We then were expected to come back together as nation for France 98 and whilst it may have calmed for that summer I’m sure I’m not alone in saying that the Rangers support were starting, if they hadn’t already, to turn their back ever so slightly on the national side. Supporters of more provincial clubs were now beginning to make up a larger percentage of the Hampden crowd than they had previously. The Republic of Ireland were failing to replicate their form at Italia 90 and USA 94 leading to a lot of the Celtic support becoming Scottish again, I kid I kid, which in turn led to the media driving for more players from these teams whilst Rangers players involvement in squads shrank. Admittedly the aging Rangers squad at this point was on the decline.

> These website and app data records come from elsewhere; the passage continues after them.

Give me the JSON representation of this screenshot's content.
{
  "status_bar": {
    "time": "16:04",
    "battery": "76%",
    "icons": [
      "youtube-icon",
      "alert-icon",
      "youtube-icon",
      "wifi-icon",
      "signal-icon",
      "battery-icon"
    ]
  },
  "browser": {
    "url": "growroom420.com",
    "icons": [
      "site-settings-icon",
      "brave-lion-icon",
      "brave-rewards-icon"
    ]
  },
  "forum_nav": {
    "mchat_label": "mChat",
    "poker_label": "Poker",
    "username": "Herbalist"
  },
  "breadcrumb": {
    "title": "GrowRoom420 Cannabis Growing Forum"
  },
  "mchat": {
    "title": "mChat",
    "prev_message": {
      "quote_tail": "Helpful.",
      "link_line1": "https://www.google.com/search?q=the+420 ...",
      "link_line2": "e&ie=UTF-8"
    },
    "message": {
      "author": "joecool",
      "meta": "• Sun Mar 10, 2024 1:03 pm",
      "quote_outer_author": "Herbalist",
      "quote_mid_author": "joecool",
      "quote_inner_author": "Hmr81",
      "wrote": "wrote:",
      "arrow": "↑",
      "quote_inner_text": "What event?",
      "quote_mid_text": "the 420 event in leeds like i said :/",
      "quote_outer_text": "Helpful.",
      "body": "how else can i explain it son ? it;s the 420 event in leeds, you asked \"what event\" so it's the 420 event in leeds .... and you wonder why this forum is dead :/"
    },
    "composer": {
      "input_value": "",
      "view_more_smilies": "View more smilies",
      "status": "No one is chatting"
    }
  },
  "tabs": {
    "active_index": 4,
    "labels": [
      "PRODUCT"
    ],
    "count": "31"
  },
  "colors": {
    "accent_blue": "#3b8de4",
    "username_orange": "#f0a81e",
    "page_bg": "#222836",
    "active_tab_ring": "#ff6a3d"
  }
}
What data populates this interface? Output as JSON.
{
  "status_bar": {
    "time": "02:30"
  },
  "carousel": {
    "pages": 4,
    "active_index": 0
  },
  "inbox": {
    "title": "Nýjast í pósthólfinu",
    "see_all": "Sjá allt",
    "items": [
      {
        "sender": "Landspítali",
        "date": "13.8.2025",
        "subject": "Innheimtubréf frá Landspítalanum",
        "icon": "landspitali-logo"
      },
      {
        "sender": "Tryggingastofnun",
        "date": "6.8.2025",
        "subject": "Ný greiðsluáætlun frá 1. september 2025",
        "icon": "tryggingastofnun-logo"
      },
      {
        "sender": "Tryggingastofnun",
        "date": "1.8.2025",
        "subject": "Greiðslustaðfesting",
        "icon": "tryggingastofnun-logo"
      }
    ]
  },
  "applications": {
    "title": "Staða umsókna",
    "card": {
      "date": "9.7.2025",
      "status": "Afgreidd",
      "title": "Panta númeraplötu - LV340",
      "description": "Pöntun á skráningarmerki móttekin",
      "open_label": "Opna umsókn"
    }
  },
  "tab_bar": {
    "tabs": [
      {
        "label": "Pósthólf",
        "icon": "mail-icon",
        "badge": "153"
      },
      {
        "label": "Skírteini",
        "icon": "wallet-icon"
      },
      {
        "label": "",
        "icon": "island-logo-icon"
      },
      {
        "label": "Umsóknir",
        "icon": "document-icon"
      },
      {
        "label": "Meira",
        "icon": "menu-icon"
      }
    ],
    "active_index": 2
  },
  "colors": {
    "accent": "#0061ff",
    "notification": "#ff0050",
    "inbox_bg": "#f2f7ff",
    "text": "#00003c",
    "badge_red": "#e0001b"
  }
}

I believe Durie is the only Rangers player to make the Scotland squad for the finals after Goram (who technically was free agent anyway) pulled out at the last kick. The vast majority are made up of the Celtic squad that has just wont the league, even ones who barely got a start for them during the season. McCoist, despite having something of resurgence at the end of the season where he almost dragged Rangers over the finish line himself is omitted for the collective goals of Scott Booth, Darren Jackson and Simon Donnelly. I still don’t know how we didn’t make the final. Yet I watched all three games with friends at various empties over the couple of weeks we were in the tournament. I wanted us to win and there is no doubt it was a great thing to be involved in the opening game of the tournament against Brazil. We do the usual – play well against the hardest team, should probably have beaten the Norwegians who were probably level par with us and get humped by the Moroccans whom we were assured were hopeless before the tournament.
Scotland were out. The summer turned to Rangers and Dick Advocaat for what turned out to be a hysterical summer of signing after signing. I, we were determined get our title back and we waited with anticipation for the season to kick off so we could blow everyone who had taken such delight at our failure the previous season and ram it down their collective throats.
By this time my interest in watching the highlights of other teams in Scotland had began to wane. I still knew most of the opposition squads but I no longer kept goal scoring charts or fixtures on my bedroom walls. These had been replaced with a smattering of Rangers players surrounded by amply breasted half naked women. Puberty and all that...
Gary Spence (@garywolfboy)